- EXERCISE DETAILS: Please copy the material under this line exactly, keeping every line.

- DATA:
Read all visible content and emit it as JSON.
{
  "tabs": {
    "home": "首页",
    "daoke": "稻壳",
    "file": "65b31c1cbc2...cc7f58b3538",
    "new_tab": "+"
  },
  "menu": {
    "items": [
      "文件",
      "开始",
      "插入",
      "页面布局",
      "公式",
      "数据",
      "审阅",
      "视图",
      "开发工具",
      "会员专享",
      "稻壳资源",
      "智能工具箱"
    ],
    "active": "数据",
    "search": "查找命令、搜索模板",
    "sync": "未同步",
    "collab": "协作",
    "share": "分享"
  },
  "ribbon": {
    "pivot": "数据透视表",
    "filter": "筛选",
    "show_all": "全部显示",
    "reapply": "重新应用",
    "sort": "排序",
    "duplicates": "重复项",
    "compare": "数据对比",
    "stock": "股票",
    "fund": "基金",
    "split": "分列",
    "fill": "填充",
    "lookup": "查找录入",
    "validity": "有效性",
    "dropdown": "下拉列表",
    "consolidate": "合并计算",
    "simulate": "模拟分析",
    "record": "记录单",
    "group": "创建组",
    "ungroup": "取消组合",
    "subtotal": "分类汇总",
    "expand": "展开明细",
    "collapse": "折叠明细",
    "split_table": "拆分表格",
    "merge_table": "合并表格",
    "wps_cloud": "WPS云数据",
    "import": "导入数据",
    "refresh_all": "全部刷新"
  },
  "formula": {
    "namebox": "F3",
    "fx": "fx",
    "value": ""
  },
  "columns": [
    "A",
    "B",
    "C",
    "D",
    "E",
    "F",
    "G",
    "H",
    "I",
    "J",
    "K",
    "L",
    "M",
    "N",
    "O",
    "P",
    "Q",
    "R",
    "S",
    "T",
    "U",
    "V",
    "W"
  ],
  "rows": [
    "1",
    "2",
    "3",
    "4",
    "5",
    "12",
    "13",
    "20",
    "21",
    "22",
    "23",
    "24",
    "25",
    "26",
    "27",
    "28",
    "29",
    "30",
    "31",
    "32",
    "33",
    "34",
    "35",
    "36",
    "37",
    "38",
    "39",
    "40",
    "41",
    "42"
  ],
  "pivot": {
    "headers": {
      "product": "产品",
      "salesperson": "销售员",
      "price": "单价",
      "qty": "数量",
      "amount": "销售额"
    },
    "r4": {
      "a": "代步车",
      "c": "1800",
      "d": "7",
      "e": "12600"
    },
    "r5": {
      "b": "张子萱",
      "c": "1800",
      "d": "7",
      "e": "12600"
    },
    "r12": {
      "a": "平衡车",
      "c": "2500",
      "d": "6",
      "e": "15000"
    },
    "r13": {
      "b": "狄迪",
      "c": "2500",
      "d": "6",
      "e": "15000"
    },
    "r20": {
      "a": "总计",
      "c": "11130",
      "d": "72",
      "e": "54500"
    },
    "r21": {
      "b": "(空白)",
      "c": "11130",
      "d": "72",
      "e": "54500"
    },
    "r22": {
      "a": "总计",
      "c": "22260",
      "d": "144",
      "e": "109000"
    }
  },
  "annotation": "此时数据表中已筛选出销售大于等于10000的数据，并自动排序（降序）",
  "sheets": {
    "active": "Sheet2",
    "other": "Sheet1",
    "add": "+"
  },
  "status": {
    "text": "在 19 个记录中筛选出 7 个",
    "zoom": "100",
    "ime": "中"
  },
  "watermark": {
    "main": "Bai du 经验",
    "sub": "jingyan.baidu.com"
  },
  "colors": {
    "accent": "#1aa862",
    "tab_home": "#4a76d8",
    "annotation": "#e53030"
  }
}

- EXERCISE OUTPUT:
Read all visible content and emit it as JSON.
{
  "tabs": {
    "home": "首页",
    "daoke": "稻壳",
    "file": "65b31c1cbc2...cc7f58b3538",
    "new_tab": "+"
  },
  "menu": {
    "items": [
      "文件",
      "开始",
      "插入",
      "页面布局",
      "公式",
      "数据",
      "审阅",
      "视图",
      "开发工具",
      "会员专享",
      "稻壳资源",
      "智能工具箱"
    ],
    "active": "数据",
    "search": "查找命令、搜索模板",
    "sync": "未同步",
    "collab": "协作",
    "share": "分享"
  },
  "ribbon": {
    "pivot": "数据透视表",
    "filter": "筛选",
    "show_all": "全部显示",
    "reapply": "重新应用",
    "sort": "排序",
    "duplicates": "重复项",
    "compare": "数据对比",
    "stock": "股票",
    "fund": "基金",
    "split": "分列",
    "fill": "填充",
    "lookup": "查找录入",
    "validity": "有效性",
    "dropdown": "下拉列表",
    "consolidate": "合并计算",
    "simulate": "模拟分析",
    "record": "记录单",
    "group": "创建组",
    "ungroup": "取消组合",
    "subtotal": "分类汇总",
    "expand": "展开明细",
    "collapse": "折叠明细",
    "split_table": "拆分表格",
    "merge_table": "合并表格",
    "wps_cloud": "WPS云数据",
    "import": "导入数据",
    "refresh_all": "全部刷新"
  },
  "formula": {
    "namebox": "F3",
    "fx": "fx",
    "value": ""
  },
  "columns": [
    "A",
    "B",
    "C",
    "D",
    "E",
    "F",
    "G",
    "H",
    "I",
    "J",
    "K",
    "L",
    "M",
    "N",
    "O",
    "P",
    "Q",
    "R",
    "S",
    "T",
    "U",
    "V",
    "W"
  ],
  "rows": [
    "1",
    "2",
    "3",
    "4",
    "5",
    "12",
    "13",
    "20",
    "21",
    "22",
    "23",
    "24",
    "25",
    "26",
    "27",
    "28",
    "29",
    "30",
    "31",
    "32",
    "33",
    "34",
    "35",
    "36",
    "37",
    "38",
    "39",
    "40",
    "41",
    "42"
  ],
  "pivot": {
    "headers": {
      "product": "产品",
      "salesperson": "销售员",
      "price": "单价",
      "qty": "数量",
      "amount": "销售额"
    },
    "r4": {
      "a": "代步车",
      "c": "1800",
      "d": "7",
      "e": "12600"
    },
    "r5": {
      "b": "张子萱",
      "c": "1800",
      "d": "7",
      "e": "12600"
    },
    "r12": {
      "a": "平衡车",
      "c": "2500",
      "d": "6",
      "e": "15000"
    },
    "r13": {
      "b": "狄迪",
      "c": "2500",
      "d": "6",
      "e": "15000"
    },
    "r20": {
      "a": "总计",
      "c": "11130",
      "d": "72",
      "e": "54500"
    },
    "r21": {
      "b": "(空白)",
      "c": "11130",
      "d": "72",
      "e": "54500"
    },
    "r22": {
      "a": "总计",
      "c": "22260",
      "d": "144",
      "e": "109000"
    }
  },
  "annotation": "此时数据表中已筛选出销售大于等于10000的数据，并自动排序（降序）",
  "sheets": {
    "active": "Sheet2",
    "other": "Sheet1",
    "add": "+"
  },
  "status": {
    "text": "在 19 个记录中筛选出 7 个",
    "zoom": "100",
    "ime": "中"
  },
  "watermark": {
    "main": "Bai du 经验",
    "sub": "jingyan.baidu.com"
  },
  "colors": {
    "accent": "#1aa862",
    "tab_home": "#4a76d8",
    "annotation": "#e53030"
  }
}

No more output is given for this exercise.